Game-recommendation questions were closed because everyone kept just recommending their own personal favorite game system for every question, and didn’t back up those claims the way we needed them to be backed up.
Specifically, when the problem of everyone just recommending their favorite system was first discussed, the solution was to enforce Good Subjective, Bad Subjective by requiring answers to cite actual experience doing the specific thing asked for in the recommended system. That is, we would just get inundated with answers of the form “I’m sure my personal favorite system would be great for this because...” and that wasn’t good enough. Our first step was to try enforce it through moderation tools.
It didn’t work. We still got bad answers, almost exclusively. Hence the revisit.
In short, while in theory we could have provided answers rooted in expert opinion (i.e. educated and backed-up, Good Subjective), what we actually got in practice was answers rooted in personal opinion (i.e. just a feeling, no real basis, Bad Subjective). Moderation tools (and moderator effort) just wasn’t up to the task of preventing bad answers to these questions, and/or there just weren’t enough people qualified to give good answers.
But that situation has zero similarity to this question. What’s specifically absent here is the recommendation—the querent wants to know if there are any such subsystems, not asking for any opinions on which to use. That could be a problematic list question, if there were tons and tons of them, or it was open-ended, or we expected the list to just keep growing over time. But none of those apply to a game that’s nearing 20 years obsolete.
The reasons for banning game-rec apply only to game-rec, and that’s the only thing the site has ever had consensus on.
There was a large discussion in which the community reluctantly agreed that game-recommendation had to be made off-topic, because of all these problems.
In response, the ♦ moderators of the time declared all recommendation questions off-topic. There was never any discussion of this, there was never any consensus built for this, and there was a major fight over it on the topic of tool recommendations. In the end, the ♦ moderators of the time simply declared “we are the moderators, and this is what we have decided.”
This was not, to put it mildly, how the system was supposed to work.

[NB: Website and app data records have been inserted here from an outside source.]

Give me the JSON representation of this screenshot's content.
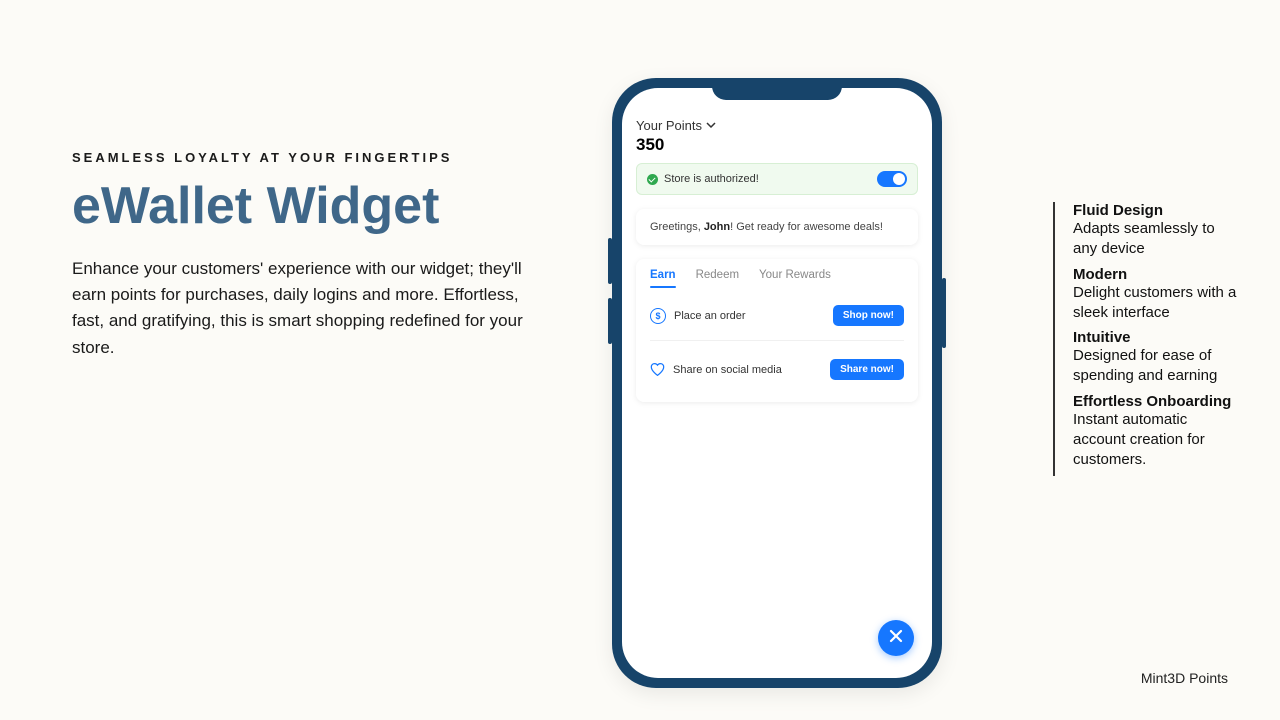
{
  "left": {
    "eyebrow": "SEAMLESS LOYALTY AT YOUR FINGERTIPS",
    "headline": "eWallet Widget",
    "body": "Enhance your customers' experience with our widget; they'll earn points for purchases, daily logins and more. Effortless, fast, and gratifying, this is smart shopping redefined for your store."
  },
  "features": [
    {
      "title": "Fluid Design",
      "desc": "Adapts seamlessly to any device"
    },
    {
      "title": "Modern",
      "desc": "Delight customers with a sleek interface"
    },
    {
      "title": "Intuitive",
      "desc": "Designed for ease of spending and earning"
    },
    {
      "title": "Effortless Onboarding",
      "desc": "Instant automatic account creation for customers."
    }
  ],
  "brand": "Mint3D Points",
  "phone": {
    "points_label": "Your Points",
    "points_value": "350",
    "auth_text": "Store is authorized!",
    "greeting_prefix": "Greetings, ",
    "greeting_name": "John",
    "greeting_suffix": "! Get ready for awesome deals!",
    "tabs": {
      "earn": "Earn",
      "redeem": "Redeem",
      "rewards": "Your Rewards"
    },
    "row1": {
      "label": "Place an order",
      "btn": "Shop now!"
    },
    "row2": {
      "label": "Share on social media",
      "btn": "Share now!"
    }
  }
}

This was not, to put it mildly, a good time for the site. No one on the site should be giving that “policy” the breadth it claimed; it was claimed illegitimately.